Schneider. 130 mins. A young Parisienne meets a middle-aged man with whom she develops an increasingly violent and purely sexual relationship. One of the key ﬁlms of its decade. Bertolucci‘s powerful drama is a meditation on the expression and mmmunication of personal identity through intense sexual contact. Edinburgh: Cameo. I Noelle Bee's (PG) (E.A. Dupont. UK. 1928) Olga Tschechova. Eve Gray. Jean Bradin. 110 mins. This backstage drama about Parisian revue star has a simple romantic triangle story. but its staging is tremendous. The work of European art director Alfred J unge transforms every frame. making it one of the most important early British movies. Part of the BFI‘s Accent on Design series. Glasgow: GF’T. Edinburgh: Filmhouse. I My OII Private tom (18) (Gus Van Sant. US. 1991) River Phoenix. Keanu Reeves. William Richert. 105 mins. Shakespeare‘s Henry IV Parts I and 2 are given a sleazy. contemporary twist in Van Sant‘s follow-up to the admirable Drugstore Cowboy.
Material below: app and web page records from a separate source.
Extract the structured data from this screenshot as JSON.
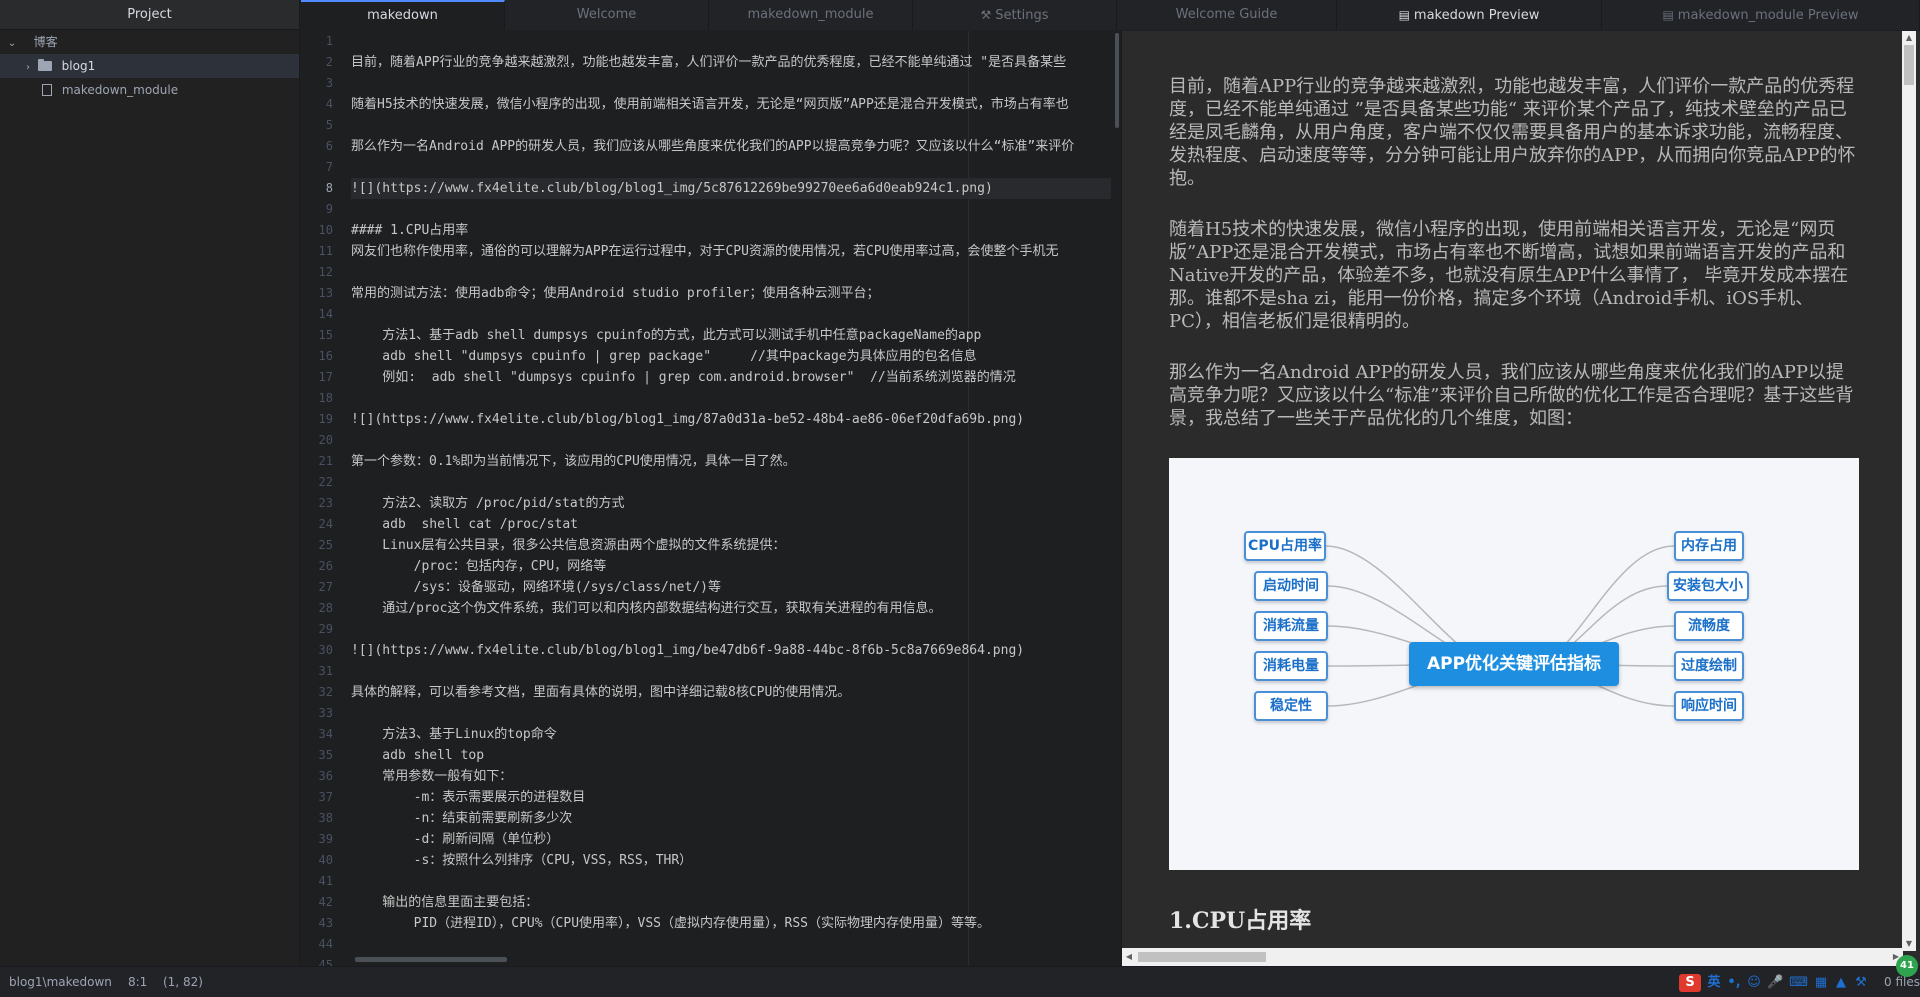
{
  "tree": {
    "tab_label": "Project",
    "root_label": "博客",
    "items": [
      {
        "label": "blog1",
        "type": "folder"
      },
      {
        "label": "makedown_module",
        "type": "file"
      }
    ]
  },
  "tabs": [
    {
      "label": "makedown",
      "icon": ""
    },
    {
      "label": "Welcome",
      "icon": ""
    },
    {
      "label": "makedown_module",
      "icon": ""
    },
    {
      "label": "Settings",
      "icon": "wrench-icon"
    },
    {
      "label": "Welcome Guide",
      "icon": ""
    },
    {
      "label": "makedown Preview",
      "icon": "preview-icon"
    },
    {
      "label": "makedown_module Preview",
      "icon": "preview-icon"
    }
  ],
  "editor": {
    "line_numbers": [
      "1",
      "2",
      "3",
      "4",
      "5",
      "6",
      "7",
      "8",
      "9",
      "10",
      "11",
      "12",
      "13",
      "14",
      "15",
      "16",
      "17",
      "18",
      "19",
      "20",
      "21",
      "22",
      "23",
      "24",
      "25",
      "26",
      "27",
      "28",
      "29",
      "30",
      "31",
      "32",
      "33",
      "34",
      "35",
      "36",
      "37",
      "38",
      "39",
      "40",
      "41",
      "42",
      "43",
      "44",
      "45"
    ],
    "lines": [
      "",
      "目前，随着APP行业的竞争越来越激烈，功能也越发丰富，人们评价一款产品的优秀程度，已经不能单纯通过 \"是否具备某些",
      "",
      "随着H5技术的快速发展，微信小程序的出现，使用前端相关语言开发，无论是“网页版”APP还是混合开发模式，市场占有率也",
      "",
      "那么作为一名Android APP的研发人员，我们应该从哪些角度来优化我们的APP以提高竞争力呢？又应该以什么“标准”来评价",
      "",
      "![](https://www.fx4elite.club/blog/blog1_img/5c87612269be99270ee6a6d0eab924c1.png)",
      "",
      "#### 1.CPU占用率",
      "网友们也称作使用率，通俗的可以理解为APP在运行过程中，对于CPU资源的使用情况，若CPU使用率过高，会使整个手机无",
      "",
      "常用的测试方法：使用adb命令；使用Android studio profiler；使用各种云测平台；",
      "",
      "    方法1、基于adb shell dumpsys cpuinfo的方式，此方式可以测试手机中任意packageName的app",
      "    adb shell \"dumpsys cpuinfo | grep package\"     //其中package为具体应用的包名信息",
      "    例如:  adb shell \"dumpsys cpuinfo | grep com.android.browser\"  //当前系统浏览器的情况",
      "",
      "![](https://www.fx4elite.club/blog/blog1_img/87a0d31a-be52-48b4-ae86-06ef20dfa69b.png)",
      "",
      "第一个参数：0.1%即为当前情况下，该应用的CPU使用情况，具体一目了然。",
      "",
      "    方法2、读取方 /proc/pid/stat的方式",
      "    adb  shell cat /proc/stat",
      "    Linux层有公共目录，很多公共信息资源由两个虚拟的文件系统提供：",
      "        /proc：包括内存，CPU，网络等",
      "        /sys：设备驱动，网络环境(/sys/class/net/)等",
      "    通过/proc这个伪文件系统，我们可以和内核内部数据结构进行交互，获取有关进程的有用信息。",
      "",
      "![](https://www.fx4elite.club/blog/blog1_img/be47db6f-9a88-44bc-8f6b-5c8a7669e864.png)",
      "",
      "具体的解释，可以看参考文档，里面有具体的说明，图中详细记载8核CPU的使用情况。",
      "",
      "    方法3、基于Linux的top命令",
      "    adb shell top",
      "    常用参数一般有如下：",
      "        -m：表示需要展示的进程数目",
      "        -n：结束前需要刷新多少次",
      "        -d：刷新间隔（单位秒）",
      "        -s：按照什么列排序（CPU，VSS，RSS，THR）",
      "",
      "    输出的信息里面主要包括：",
      "        PID（进程ID），CPU%（CPU使用率），VSS（虚拟内存使用量），RSS（实际物理内存使用量）等等。",
      "",
      ""
    ]
  },
  "preview": {
    "paragraphs": [
      "目前，随着APP行业的竞争越来越激烈，功能也越发丰富，人们评价一款产品的优秀程度，已经不能单纯通过 ”是否具备某些功能“ 来评价某个产品了，纯技术壁垒的产品已经是凤毛麟角，从用户角度，客户端不仅仅需要具备用户的基本诉求功能，流畅程度、发热程度、启动速度等等，分分钟可能让用户放弃你的APP，从而拥向你竞品APP的怀抱。",
      "随着H5技术的快速发展，微信小程序的出现，使用前端相关语言开发，无论是“网页版”APP还是混合开发模式，市场占有率也不断增高，试想如果前端语言开发的产品和Native开发的产品，体验差不多，也就没有原生APP什么事情了， 毕竟开发成本摆在那。谁都不是sha zi，能用一份价格，搞定多个环境（Android手机、iOS手机、PC），相信老板们是很精明的。",
      "那么作为一名Android APP的研发人员，我们应该从哪些角度来优化我们的APP以提高竞争力呢？又应该以什么“标准”来评价自己所做的优化工作是否合理呢？基于这些背景，我总结了一些关于产品优化的几个维度，如图："
    ],
    "mindmap": {
      "center": "APP优化关键评估指标",
      "left": [
        "CPU占用率",
        "启动时间",
        "消耗流量",
        "消耗电量",
        "稳定性"
      ],
      "right": [
        "内存占用",
        "安装包大小",
        "流畅度",
        "过度绘制",
        "响应时间"
      ]
    },
    "heading": "1.CPU占用率"
  },
  "status": {
    "path": "blog1\\makedown",
    "cursor": "8:1",
    "selection": "(1, 82)",
    "ime_lang": "英",
    "files": "0 files",
    "badge": "41"
  }
}
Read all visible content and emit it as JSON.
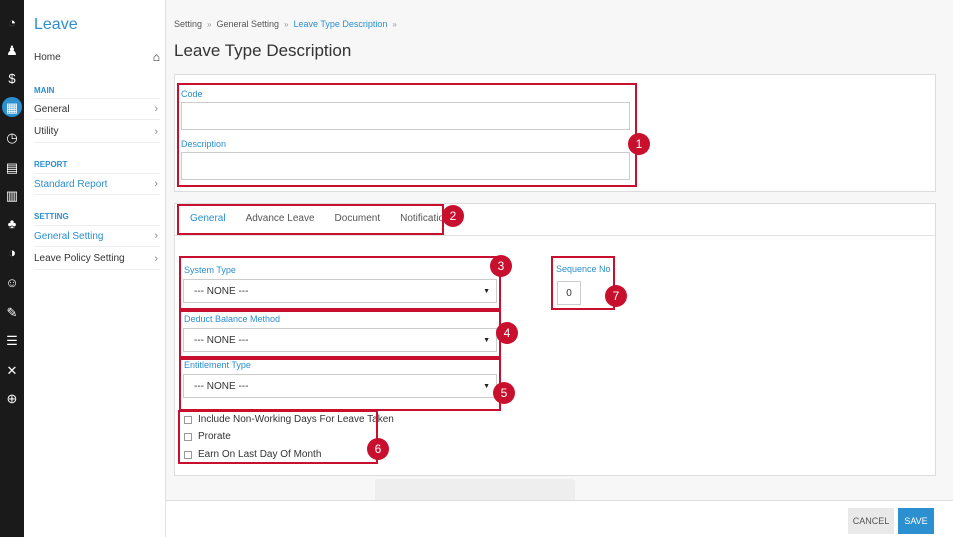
{
  "sidebar": {
    "title": "Leave",
    "home": "Home",
    "sections": {
      "main": "MAIN",
      "report": "REPORT",
      "setting": "SETTING"
    },
    "items": {
      "general": "General",
      "utility": "Utility",
      "standard_report": "Standard Report",
      "general_setting": "General Setting",
      "leave_policy_setting": "Leave Policy Setting"
    }
  },
  "breadcrumb": {
    "level1": "Setting",
    "level2": "General Setting",
    "level3": "Leave Type Description",
    "separator": "»"
  },
  "page_title": "Leave Type Description",
  "form": {
    "code_label": "Code",
    "description_label": "Description",
    "tabs": [
      "General",
      "Advance Leave",
      "Document",
      "Notification"
    ],
    "system_type_label": "System Type",
    "system_type_value": "--- NONE ---",
    "deduct_label": "Deduct Balance Method",
    "deduct_value": "--- NONE ---",
    "entitlement_label": "Entitlement Type",
    "entitlement_value": "--- NONE ---",
    "sequence_label": "Sequence No",
    "sequence_value": "0",
    "checkboxes": [
      "Include Non-Working Days For Leave Taken",
      "Prorate",
      "Earn On Last Day Of Month"
    ]
  },
  "annotations": [
    "1",
    "2",
    "3",
    "4",
    "5",
    "6",
    "7"
  ],
  "footer": {
    "cancel": "CANCEL",
    "save": "SAVE"
  },
  "colors": {
    "accent": "#2b8fd0",
    "annotation": "#c8102e",
    "rail": "#1a1a1a"
  }
}
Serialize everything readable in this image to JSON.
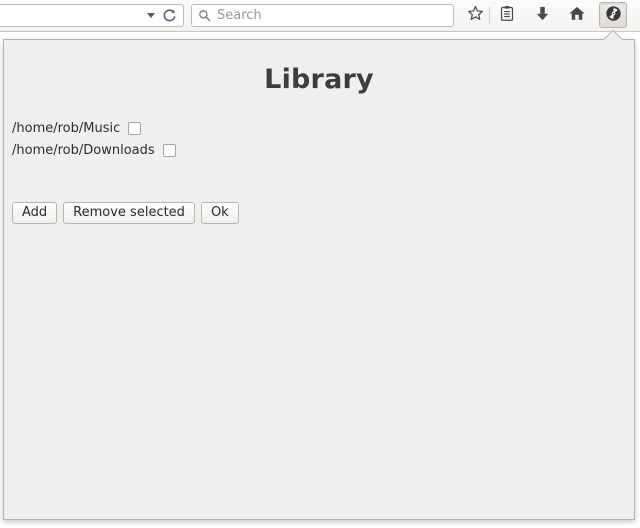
{
  "toolbar": {
    "urlbar": {
      "value": "",
      "placeholder": ""
    },
    "urlbar_dropdown_icon": "chevron-down-icon",
    "reload_icon": "reload-icon",
    "search": {
      "value": "",
      "placeholder": "Search",
      "icon": "search-icon"
    },
    "actions": [
      {
        "name": "bookmark-button",
        "icon": "star-icon",
        "active": false
      },
      {
        "name": "library-button",
        "icon": "library-icon",
        "active": false
      },
      {
        "name": "downloads-button",
        "icon": "download-arrow-icon",
        "active": false
      },
      {
        "name": "home-button",
        "icon": "home-icon",
        "active": false
      },
      {
        "name": "media-panel-button",
        "icon": "disc-icon",
        "active": true
      }
    ]
  },
  "panel": {
    "title": "Library",
    "items": [
      {
        "path": "/home/rob/Music",
        "checked": false
      },
      {
        "path": "/home/rob/Downloads",
        "checked": false
      }
    ],
    "buttons": [
      {
        "name": "add-button",
        "label": "Add"
      },
      {
        "name": "remove-selected-button",
        "label": "Remove selected"
      },
      {
        "name": "ok-button",
        "label": "Ok"
      }
    ]
  },
  "colors": {
    "toolbar_bg": "#f6f5f3",
    "panel_bg": "#f0efed",
    "panel_border": "#b6b3af",
    "title_text": "#3d3d3d",
    "body_text": "#2d2d2d",
    "placeholder_text": "#9b9894"
  }
}
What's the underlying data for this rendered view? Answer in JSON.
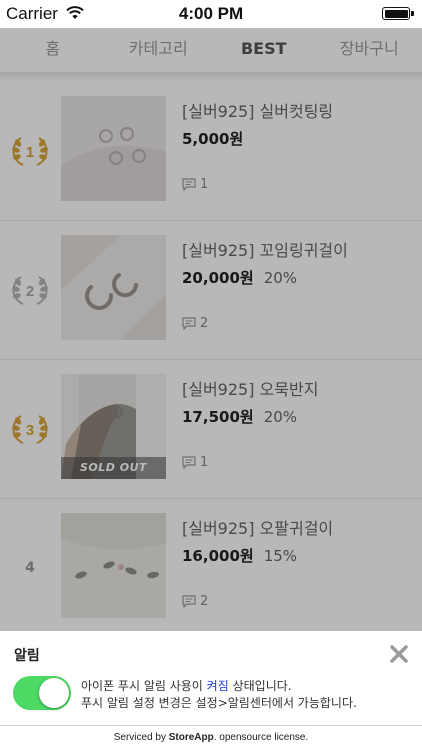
{
  "status_bar": {
    "carrier": "Carrier",
    "time": "4:00 PM"
  },
  "nav": {
    "tabs": [
      "홈",
      "카테고리",
      "BEST",
      "장바구니"
    ],
    "active_index": 2
  },
  "products": [
    {
      "rank": "1",
      "title": "[실버925] 실버컷팅링",
      "price": "5,000원",
      "discount": "",
      "comments": "1",
      "sold_out": ""
    },
    {
      "rank": "2",
      "title": "[실버925] 꼬임링귀걸이",
      "price": "20,000원",
      "discount": "20%",
      "comments": "2",
      "sold_out": ""
    },
    {
      "rank": "3",
      "title": "[실버925] 오묵반지",
      "price": "17,500원",
      "discount": "20%",
      "comments": "1",
      "sold_out": "SOLD OUT"
    },
    {
      "rank": "4",
      "title": "[실버925] 오팔귀걸이",
      "price": "16,000원",
      "discount": "15%",
      "comments": "2",
      "sold_out": ""
    }
  ],
  "alert": {
    "title": "알림",
    "line1_prefix": "아이폰 푸시 알림 사용이 ",
    "line1_status": "켜짐",
    "line1_suffix": " 상태입니다.",
    "line2": "푸시 알림 설정 변경은 설정>알림센터에서 가능합니다.",
    "toggle_on": true
  },
  "footer": {
    "prefix": "Serviced by ",
    "brand": "StoreApp",
    "suffix": ". opensource license."
  },
  "colors": {
    "toggle_on": "#4cd964",
    "laurel_gold": "#d9a43a",
    "laurel_silver": "#b5b5b5",
    "link_blue": "#1a3fcc"
  }
}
Screen heart-throbs Phoenix and Reeves make brave career moves by playing a rent boy and the preppie layabout object of his affections. but to good effect. Glasgow: GFT. I ﬂight On Earth (15) (Jim Jarmusch. US. 1992) Winona Ryder. Beatrice Dalle. Gena Rowlands. Giancarlo Esposito. 129 mins. Los Angeles. New York. Paris. Rome. Helsinki. Five cities. ﬁve taxi rides. ﬁve chance encounters. The director of Mystery Train and Down By Law pushes aside narrative and goes instead for visual uniformity in a claustrophobic setting. Character studies with a mildly philosophical aftertaste. Glasgow: GF'T. Edinburgh: Cameo. I lose "the leave (15) (Frank Sinatra. US. 1965) Clint Walker. Tatsuya Mihashi. Frank Sinatra. 105 mins. Sinatra's only stab at directing concerns a planeload of WW2 US marines stranded on a tiny island with marooned Japanese soldiers. A bit heavy on the anti-war message. but the action scenes are terriﬁc and the tense mood works well. Glasgow: GFT. I 0t Ilse m lea (PG) (Gary Sinise.US.1992) John Malkovich. Gary Sinise. Sherilyn Fenn. 111 mins. A slow-witted. gentle giant and his resourceful. protective side-kick search for work in Depression-hit America. Sinise the director marries the themes of Steinbeck’s classic novel to vibrant landscapes of rural farm life. American tragedy in its purest form. Edinburgh: Cameo. I 0! Resallaaal (PG) (Michael Powell & Erneric Pressburger. UK. 1955) Anton Walbrook, Anthony Quayle. Michael Redgrave. 101 mins. The famous duo‘s ﬁrst collaboration in CinemascOpe is a modernised version of Strauss's Die Fledennaus. and was attacked at the time for self-indulgence on a grand scale. While rarely reaching the heights of their 19405 output. the ﬁlm is still strongly cast and its eye-catching washes of colour make it an enjoyable. if insubstantial. cinematic confection. With Red Shoes Sketches as part of the BFl‘s Accent on Design series. Glasgow: GFT. I Othello (PG) (Orson Welles. US/France. 1951) Orson Welles. Michael MacLiammoir. Fay Compton. 91 mins. Shakespeare‘s moor as interpreted by Welles. on a miniature budget and in various European locations. over several years. Technical quality very variable. but set-pieces like the murder in the Turkish bath show flashes of brilliance. Edinburgh: Cameo. I Outcast of the Islands (PG) (Carol Reed. UK. 1951) Ralph Richardson. Trevor Howard. Robert Morley. 102 mins. Apart from Coppola's Apocalypse Now. cinema has always had problems trying to adapt Joseph Conrad and here his moral complexities are pushed aside leaving an admittedly enjoyable tropical adventure. Scenes ofvillage life in Ceylon are certainly authentic. due to designer Vincent Korda‘s immaculate eye
3’ 8 BROUGHAM ST.‘TOLLCRO$5 :031 228 l65| ‘:
x as» . R i D FKUt
PUNCH A ~1er - R0
4’ Git-'ka EL‘C’OUSACPA. git-Kr
MUTS'DKANDts Burrtkmmzmh CH R‘ 51— M A5 Pﬁsrwiqtuam PUD MEAL. magi“ ‘ Di 0 TA MINCENéEA'ﬁéaAN\C
WWI-:53, bcmsmokfoi- D NUTS a. s mmVCl-tD W62 “Was coma.-
51 bROUGHTON $T$ELT :051 5:51 min
EVERYTH lNCi FOR A GRELN
:- 91.30st mm no innoosm
TheList4— 17 December 1992"